What is magnetic therapy used for?
Most magnetic field therapy is a treatment option for different types of pain, like in your feet and back. Scientists have specifically studied its use for: Arthritis pain. Wound healing.
What is magnetic therapy?
Magnetic therapy is an alternative medical practice that uses static (i.e. unmoving) magnets to alleviate pain and other health concerns. So-called therapeutic magnets are typically integrated into bracelets, rings, or shoe inserts, though therapeutic magnetic mattresses and clothing are also on the market.
What are the main types of magnetic therapy?
There are two types of magnetic therapy —static and electromagnetic .
Do magnets really help with pain?
Bottom Line. Research studies don’t support the use of static magnets for any form of pain . Electromagnets may help with osteoarthritis but it’s unclear if they can relieve the pain enough to improve quality of life and day-to-day functioning, a 2013 research review concluded.
Do magnets help the body?
Through better circulation, magnets can increase the blood flow in the inflamed regions, leading to better, quicker healing, alongside causing a reduction in any swelling or redness. Calming effects: Magnetic therapy causes magnetic waves to travel through the body , which leads to the relaxation of our soft tissues.
Do magnets reduce inflammation?
Researchers have shown that a mild magnetic field can cause the smallest blood vessels in the body to dilate or constrict, thus increasing the blood flow and suppressing inflammation , a critical factor in the healing process.
Does magnetic jewelry really work?
A 2007 review of research concluded that magnetic bracelets aren’t effective at treating pain caused by osteoarthritis, rheumatoid arthritis, or fibromyalgia. Another , from 2013, agreed that both magnetic and copper wristbands have no more effect on pain management than placebos.
Are magnets bad for your body?
Although they have been used in various diagnostic devices in the health sector and as therapeutic tools, magnets are potentially harmful to the body and pose increased risk of accident.
How do magnets work on the body?
The intense magnetic fields of an MRI are used to temporarily reorient the magnetic dipoles of protons inside the body for imaging purposes. After alignment, the protons quickly become unaligned due to natural thermal and biological motion, and the rate that they become unaligned can be used to image different tissues.
Do magnets affect blood pressure?
Researchers saw a long-lasting drop in blood pressure following exposure to high magnetic fields .
Do Magnets help knee pain?
It has been suggested that magnets can be helpful for pain relief , including low back and knee pain . Magnets can be used in different ways, including wearing them in bracelets, taping them to your joints and using various magnetic devices, including mattress pads.
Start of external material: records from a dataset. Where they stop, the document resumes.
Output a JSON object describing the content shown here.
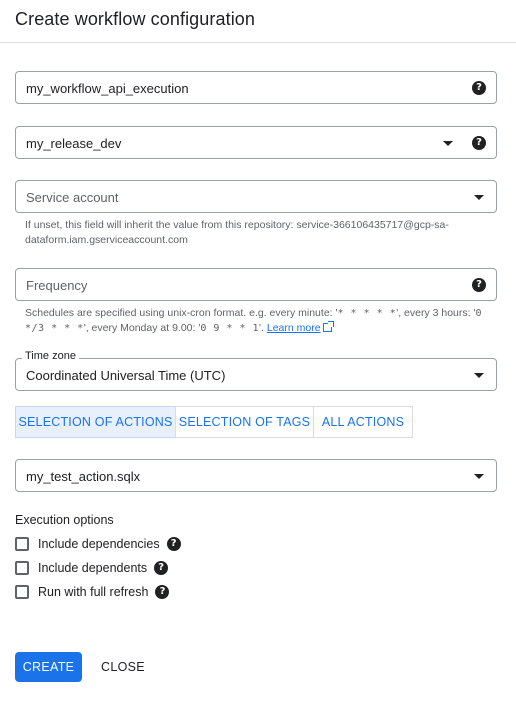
{
  "dialog": {
    "title": "Create workflow configuration"
  },
  "config_id": {
    "value": "my_workflow_api_execution",
    "help_icon": "help-icon"
  },
  "release_config": {
    "value": "my_release_dev",
    "dropdown_icon": "chevron-down-icon",
    "help_icon": "help-icon"
  },
  "service_account": {
    "placeholder": "Service account",
    "hint": "If unset, this field will inherit the value from this repository: service-366106435717@gcp-sa-dataform.iam.gserviceaccount.com"
  },
  "frequency": {
    "placeholder": "Frequency",
    "hint_part1": "Schedules are specified using unix-cron format. e.g. every minute: '",
    "hint_code1": "* * * * *",
    "hint_part2": "', every 3 hours: '",
    "hint_code2": "0 */3 * * *",
    "hint_part3": "', every Monday at 9.00: '",
    "hint_code3": "0 9 * * 1",
    "hint_part4": "'. ",
    "learn_more": "Learn more",
    "learn_more_icon": "open-in-new-icon"
  },
  "time_zone": {
    "label": "Time zone",
    "value": "Coordinated Universal Time (UTC)"
  },
  "action_scope": {
    "options": [
      "SELECTION OF ACTIONS",
      "SELECTION OF TAGS",
      "ALL ACTIONS"
    ],
    "selected": "SELECTION OF ACTIONS"
  },
  "actions_select": {
    "value": "my_test_action.sqlx"
  },
  "execution_options": {
    "title": "Execution options",
    "items": [
      {
        "label": "Include dependencies",
        "checked": false
      },
      {
        "label": "Include dependents",
        "checked": false
      },
      {
        "label": "Run with full refresh",
        "checked": false
      }
    ]
  },
  "footer": {
    "create_label": "CREATE",
    "close_label": "CLOSE"
  },
  "colors": {
    "accent": "#1a73e8",
    "selected_bg": "#e8f0fe",
    "hint_text": "#5f6368"
  }
}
Does magnet affect heart?
Using magnets to help prevent heart attacks: Magnetic field can reduce blood viscosity, physicist discovers. Summary: Blood viscosity can be reduced 20-30 percent by subjecting it to a small magnetic field, lowering potential damage to blood vessels and the risk of heart attack, according to a new study.
Do magnets work for arthritis pain?
Studies confirm these treatments are ineffective for arthritis pain . Magnet therapy or wearing copper jewelry may seem attractive for easing your arthritis pain simply and inexpensively. But studies confirm these treatments are ineffective for arthritis pain .
Should you wear a magnetic bracelet at night?
DO NOT wear a magnetic bracelet next to a watch. We recommend that you DO NOT wear our Sabona Support Garments over night as they may restrict blood flow. Answer: It makes no difference as to which wrist you wear the bracelet or whether you have the gap on the top of the wrist or the bottom.
Are magnetic insoles any good?
Summary: Magnetic shoe insoles did not effectively relieve foot pain among patients in a study, researchers report in the current issue of Mayo Clinic Proceedings. And the results indicate that patients who strongly believed in magnets had pain relief even if they were given false magnets to wear.